Because of these drastic changes Fair World Project, a nonprofit organization that serves to protect the term “Fair Trade” from those who would water down its principles, stated in a letter to Paul Rice, CEO of FTUSA, that the organization would no longer recognize FTUSA as a legitimate Fair Trade distributor if it proceeds with the announced changes to the model. To try to prevent these changes from going into place in January, Fair World Project is now leading a campaign to pressure FTUSA to renounce its plans. Concerned readers can join the campaign by submitting an online letter of protest to FTUSA. But sadly, industry insiders believe that the deal is done. So after January first, the only Fair Trade seal you can trust to represent the interest of farmers is the blue and green of Fairtrade International.
Though from a sociological standpoint I am critical of the individualized approach of Direct Trade sourcing, I recognize that now it is the best available option on the market for farmers, economically speaking. Research has shown that this model benefits Fair Trade certified farmers too, because when Direct Traders purchase certified coffee, they pay more on average than the Fair Trade minimum price requires. As this info-graphic created by researcher and blogger Michael Sheridan illustrates, the Direct Trade model increases prices paid to producers of all kinds of coffee, across the board. If demand for Direct Trade coffee increases, committed roasters will be able to open up the model to more farmers around the world. I would like to see them focus on including more democratic cooperatives in the model as it expands.

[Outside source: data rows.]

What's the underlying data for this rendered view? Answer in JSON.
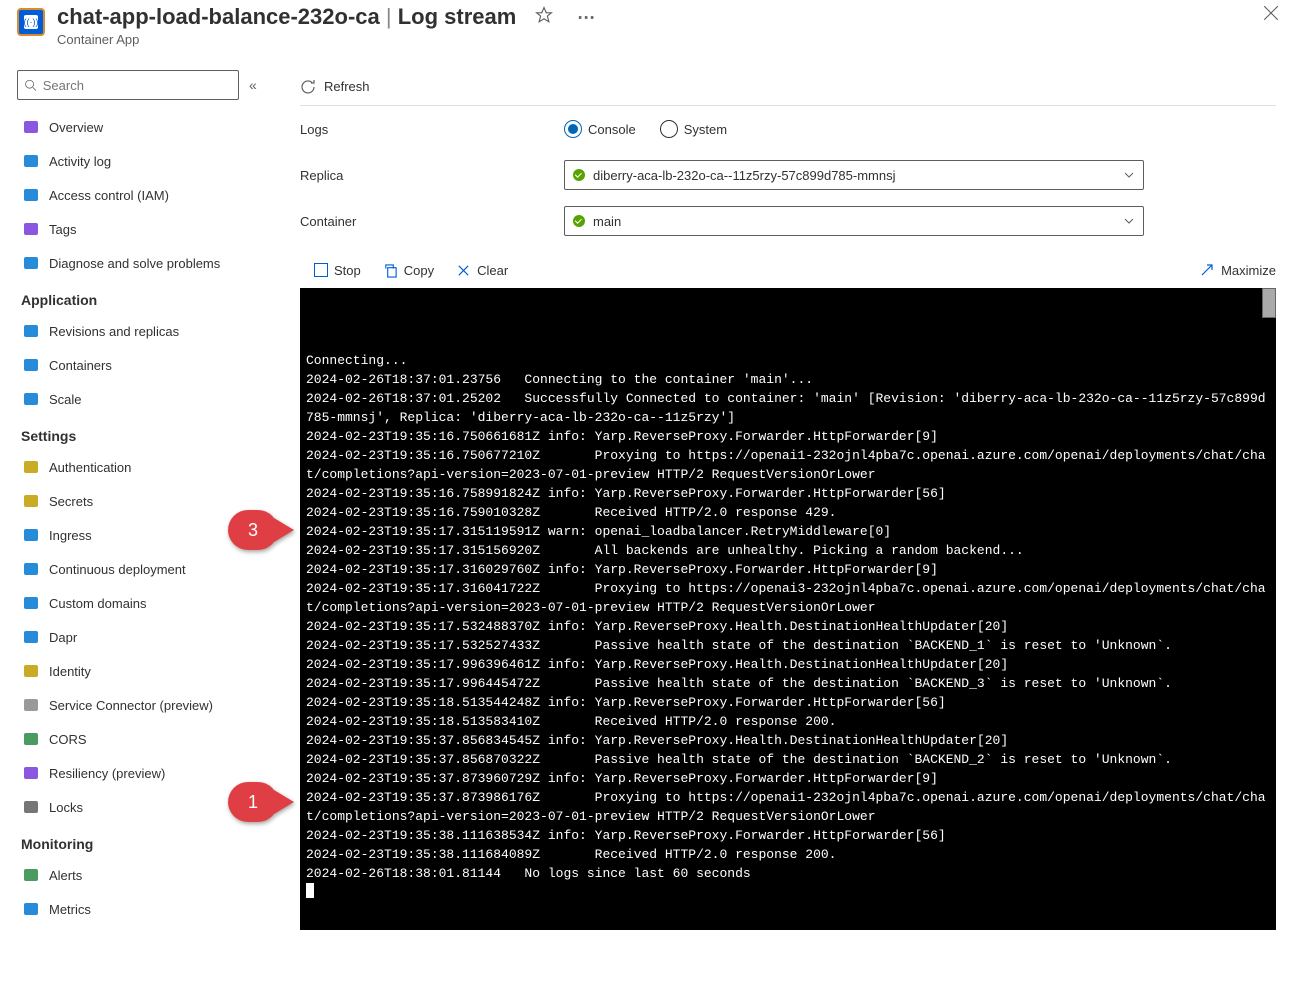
{
  "header": {
    "title_left": "chat-app-load-balance-232o-ca",
    "title_right": "Log stream",
    "subtitle": "Container App"
  },
  "search": {
    "placeholder": "Search"
  },
  "nav_top": [
    {
      "label": "Overview",
      "icon": "overview-icon",
      "color": "#773adc"
    },
    {
      "label": "Activity log",
      "icon": "log-icon",
      "color": "#0078d4"
    },
    {
      "label": "Access control (IAM)",
      "icon": "people-icon",
      "color": "#0078d4"
    },
    {
      "label": "Tags",
      "icon": "tag-icon",
      "color": "#773adc"
    },
    {
      "label": "Diagnose and solve problems",
      "icon": "diagnose-icon",
      "color": "#0078d4"
    }
  ],
  "sections": [
    {
      "title": "Application",
      "items": [
        {
          "label": "Revisions and replicas",
          "icon": "revisions-icon",
          "color": "#0078d4"
        },
        {
          "label": "Containers",
          "icon": "containers-icon",
          "color": "#0078d4"
        },
        {
          "label": "Scale",
          "icon": "scale-icon",
          "color": "#0078d4"
        }
      ]
    },
    {
      "title": "Settings",
      "items": [
        {
          "label": "Authentication",
          "icon": "auth-icon",
          "color": "#c19c00"
        },
        {
          "label": "Secrets",
          "icon": "lock-icon",
          "color": "#c19c00"
        },
        {
          "label": "Ingress",
          "icon": "ingress-icon",
          "color": "#0078d4"
        },
        {
          "label": "Continuous deployment",
          "icon": "deploy-icon",
          "color": "#0078d4"
        },
        {
          "label": "Custom domains",
          "icon": "domains-icon",
          "color": "#0078d4"
        },
        {
          "label": "Dapr",
          "icon": "dapr-icon",
          "color": "#0078d4"
        },
        {
          "label": "Identity",
          "icon": "identity-icon",
          "color": "#c19c00"
        },
        {
          "label": "Service Connector (preview)",
          "icon": "connector-icon",
          "color": "#888888"
        },
        {
          "label": "CORS",
          "icon": "cors-icon",
          "color": "#2a8a43"
        },
        {
          "label": "Resiliency (preview)",
          "icon": "resiliency-icon",
          "color": "#773adc"
        },
        {
          "label": "Locks",
          "icon": "locks-icon",
          "color": "#605e5c"
        }
      ]
    },
    {
      "title": "Monitoring",
      "items": [
        {
          "label": "Alerts",
          "icon": "alerts-icon",
          "color": "#2a8a43"
        },
        {
          "label": "Metrics",
          "icon": "metrics-icon",
          "color": "#0078d4"
        }
      ]
    }
  ],
  "main": {
    "refresh": "Refresh",
    "logs_label": "Logs",
    "radio_console": "Console",
    "radio_system": "System",
    "replica_label": "Replica",
    "replica_value": "diberry-aca-lb-232o-ca--11z5rzy-57c899d785-mmnsj",
    "container_label": "Container",
    "container_value": "main",
    "toolbar": {
      "stop": "Stop",
      "copy": "Copy",
      "clear": "Clear",
      "maximize": "Maximize"
    }
  },
  "markers": {
    "m3": "3",
    "m1": "1"
  },
  "log_lines": [
    "Connecting...",
    "2024-02-26T18:37:01.23756   Connecting to the container 'main'...",
    "2024-02-26T18:37:01.25202   Successfully Connected to container: 'main' [Revision: 'diberry-aca-lb-232o-ca--11z5rzy-57c899d785-mmnsj', Replica: 'diberry-aca-lb-232o-ca--11z5rzy']",
    "2024-02-23T19:35:16.750661681Z info: Yarp.ReverseProxy.Forwarder.HttpForwarder[9]",
    "2024-02-23T19:35:16.750677210Z       Proxying to https://openai1-232ojnl4pba7c.openai.azure.com/openai/deployments/chat/chat/completions?api-version=2023-07-01-preview HTTP/2 RequestVersionOrLower",
    "2024-02-23T19:35:16.758991824Z info: Yarp.ReverseProxy.Forwarder.HttpForwarder[56]",
    "2024-02-23T19:35:16.759010328Z       Received HTTP/2.0 response 429.",
    "2024-02-23T19:35:17.315119591Z warn: openai_loadbalancer.RetryMiddleware[0]",
    "2024-02-23T19:35:17.315156920Z       All backends are unhealthy. Picking a random backend...",
    "2024-02-23T19:35:17.316029760Z info: Yarp.ReverseProxy.Forwarder.HttpForwarder[9]",
    "2024-02-23T19:35:17.316041722Z       Proxying to https://openai3-232ojnl4pba7c.openai.azure.com/openai/deployments/chat/chat/completions?api-version=2023-07-01-preview HTTP/2 RequestVersionOrLower",
    "2024-02-23T19:35:17.532488370Z info: Yarp.ReverseProxy.Health.DestinationHealthUpdater[20]",
    "2024-02-23T19:35:17.532527433Z       Passive health state of the destination `BACKEND_1` is reset to 'Unknown`.",
    "2024-02-23T19:35:17.996396461Z info: Yarp.ReverseProxy.Health.DestinationHealthUpdater[20]",
    "2024-02-23T19:35:17.996445472Z       Passive health state of the destination `BACKEND_3` is reset to 'Unknown`.",
    "2024-02-23T19:35:18.513544248Z info: Yarp.ReverseProxy.Forwarder.HttpForwarder[56]",
    "2024-02-23T19:35:18.513583410Z       Received HTTP/2.0 response 200.",
    "2024-02-23T19:35:37.856834545Z info: Yarp.ReverseProxy.Health.DestinationHealthUpdater[20]",
    "2024-02-23T19:35:37.856870322Z       Passive health state of the destination `BACKEND_2` is reset to 'Unknown`.",
    "2024-02-23T19:35:37.873960729Z info: Yarp.ReverseProxy.Forwarder.HttpForwarder[9]",
    "2024-02-23T19:35:37.873986176Z       Proxying to https://openai1-232ojnl4pba7c.openai.azure.com/openai/deployments/chat/chat/completions?api-version=2023-07-01-preview HTTP/2 RequestVersionOrLower",
    "2024-02-23T19:35:38.111638534Z info: Yarp.ReverseProxy.Forwarder.HttpForwarder[56]",
    "2024-02-23T19:35:38.111684089Z       Received HTTP/2.0 response 200.",
    "2024-02-26T18:38:01.81144   No logs since last 60 seconds"
  ]
}
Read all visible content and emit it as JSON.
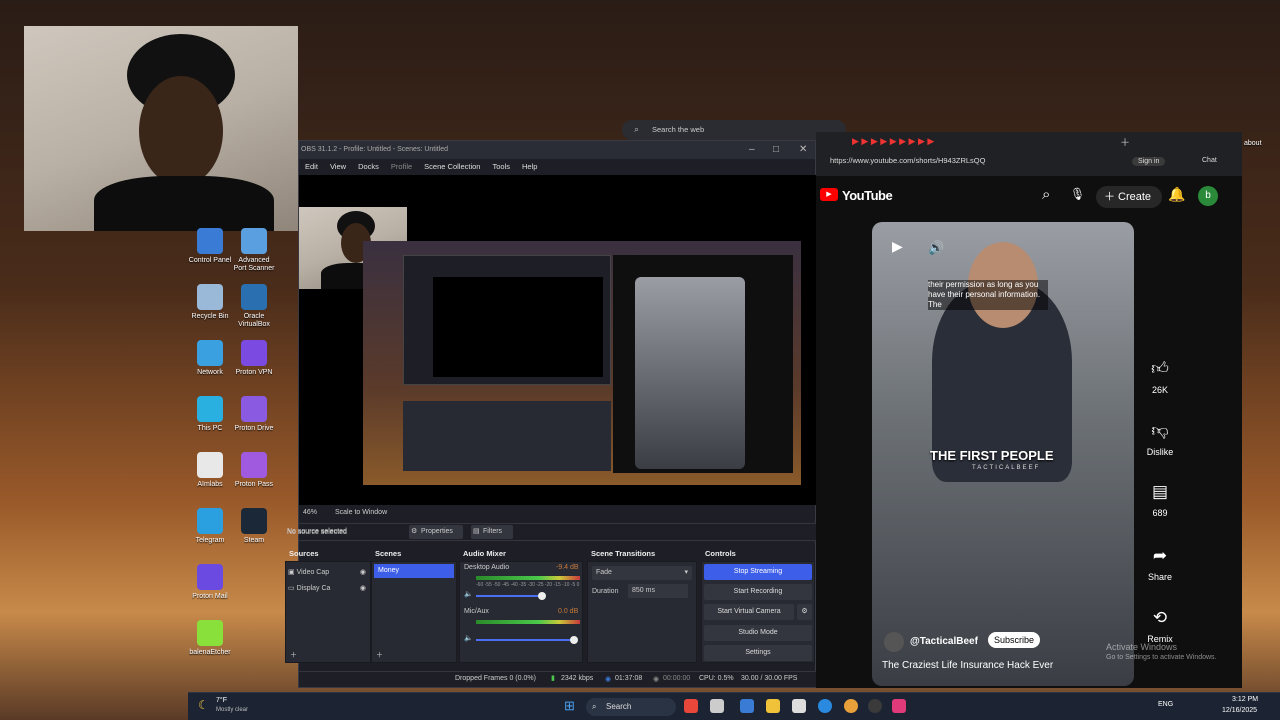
{
  "obs": {
    "title": "OBS 31.1.2 - Profile: Untitled - Scenes: Untitled",
    "menu": [
      "Edit",
      "View",
      "Docks",
      "Profile",
      "Scene Collection",
      "Tools",
      "Help"
    ],
    "zoom_label": "46%",
    "scale_label": "Scale to Window",
    "no_source": "No source selected",
    "properties": "Properties",
    "filters": "Filters",
    "docks": {
      "sources": {
        "title": "Sources",
        "items": [
          "Video Cap",
          "Display Ca"
        ]
      },
      "scenes": {
        "title": "Scenes",
        "items": [
          "Money"
        ]
      },
      "mixer": {
        "title": "Audio Mixer",
        "channels": [
          {
            "name": "Desktop Audio",
            "db": "-9.4 dB"
          },
          {
            "name": "Mic/Aux",
            "db": "0.0 dB"
          }
        ],
        "scale": "-60 -55 -50 -45 -40 -35 -30 -25 -20 -15 -10 -5 0"
      },
      "transitions": {
        "title": "Scene Transitions",
        "type": "Fade",
        "duration_label": "Duration",
        "duration": "850 ms"
      },
      "controls": {
        "title": "Controls",
        "buttons": [
          "Stop Streaming",
          "Start Recording",
          "Start Virtual Camera",
          "Studio Mode",
          "Settings"
        ]
      }
    },
    "status": {
      "dropped": "Dropped Frames 0 (0.0%)",
      "kbps": "2342 kbps",
      "live_time": "01:37:08",
      "rec_time": "00:00:00",
      "cpu": "CPU: 0.5%",
      "fps": "30.00 / 30.00 FPS"
    }
  },
  "browser": {
    "search_placeholder": "Search the web",
    "url": "https://www.youtube.com/shorts/H943ZRLsQQ",
    "signin": "Sign in",
    "chat": "Chat",
    "youtube": {
      "logo": "YouTube",
      "create": "Create",
      "avatar_letter": "b",
      "short": {
        "caption_top": "their permission as long as you have their personal information. The",
        "caption_center": "THE FIRST PEOPLE",
        "caption_brand": "TACTICALBEEF",
        "channel": "@TacticalBeef",
        "subscribe": "Subscribe",
        "title": "The Craziest Life Insurance Hack Ever"
      },
      "actions": [
        {
          "icon": "thumb-up-icon",
          "label": "26K"
        },
        {
          "icon": "thumb-down-icon",
          "label": "Dislike"
        },
        {
          "icon": "comment-icon",
          "label": "689"
        },
        {
          "icon": "share-icon",
          "label": "Share"
        },
        {
          "icon": "remix-icon",
          "label": "Remix"
        }
      ]
    },
    "watermark_1": "Activate Windows",
    "watermark_2": "Go to Settings to activate Windows."
  },
  "desktop": {
    "icons": [
      {
        "label": "Control Panel",
        "color": "#3a7bd5"
      },
      {
        "label": "Advanced Port Scanner",
        "color": "#5aa0e0"
      },
      {
        "label": "Recycle Bin",
        "color": "#9ab8d8"
      },
      {
        "label": "Oracle VirtualBox",
        "color": "#2a6fb0"
      },
      {
        "label": "Network",
        "color": "#3aa0e0"
      },
      {
        "label": "Proton VPN",
        "color": "#7b4ae0"
      },
      {
        "label": "This PC",
        "color": "#2ab0e0"
      },
      {
        "label": "Proton Drive",
        "color": "#8a5ae0"
      },
      {
        "label": "AImlabs",
        "color": "#e8e8e8"
      },
      {
        "label": "Proton Pass",
        "color": "#a05ae0"
      },
      {
        "label": "Telegram",
        "color": "#2aa0e0"
      },
      {
        "label": "Steam",
        "color": "#1b2838"
      },
      {
        "label": "Proton Mail",
        "color": "#6a4ae0"
      },
      {
        "label": "",
        "color": "transparent"
      },
      {
        "label": "balenaEtcher",
        "color": "#8ae03a"
      }
    ],
    "about": "about"
  },
  "taskbar": {
    "weather_temp": "7°F",
    "weather_text": "Mostly clear",
    "search": "Search",
    "lang": "ENG",
    "time": "3:12 PM",
    "date": "12/16/2025"
  }
}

Some leading Direct Traders in the specialty coffee industry include Stumptown Coffee located throughout the Pacific Northwest and in New York City, Intelligentsia Coffee which has locations in Chicago and Los Angeles, and Counter Culture Coffee based out of North Carolina. In the San Francisco Bay Area readers can find Direct Trade coffee at Ritual Roasters and FourBarrel. Each of these companies has online stores where you can buy Direct Trade coffee, as does Sweet Maria’s, an Oakland, California-based purveyor of green coffee for the adventurous home roaster. And, at the online portal of the innovative Direct Trade Coffee Club, you can sign up to subscribe to receive coffee from assorted roasters. There are likely some coffeehouses in your area that are using a trustworthy Direct Trade sourcing model. If you want to know, just ask your barista the next time you stop for a coffee. If you cannot find Direct Trade in your area, your safest bet to ensure that farmers are receiving just prices for their product is coffee certified by Fairtrade International, or that is sourced exclusively from a democratically run cooperative of small-scale farmers. Remember, your choices as a consumer matter. In the wake of recent changes at FTUSA, they matter more now than ever.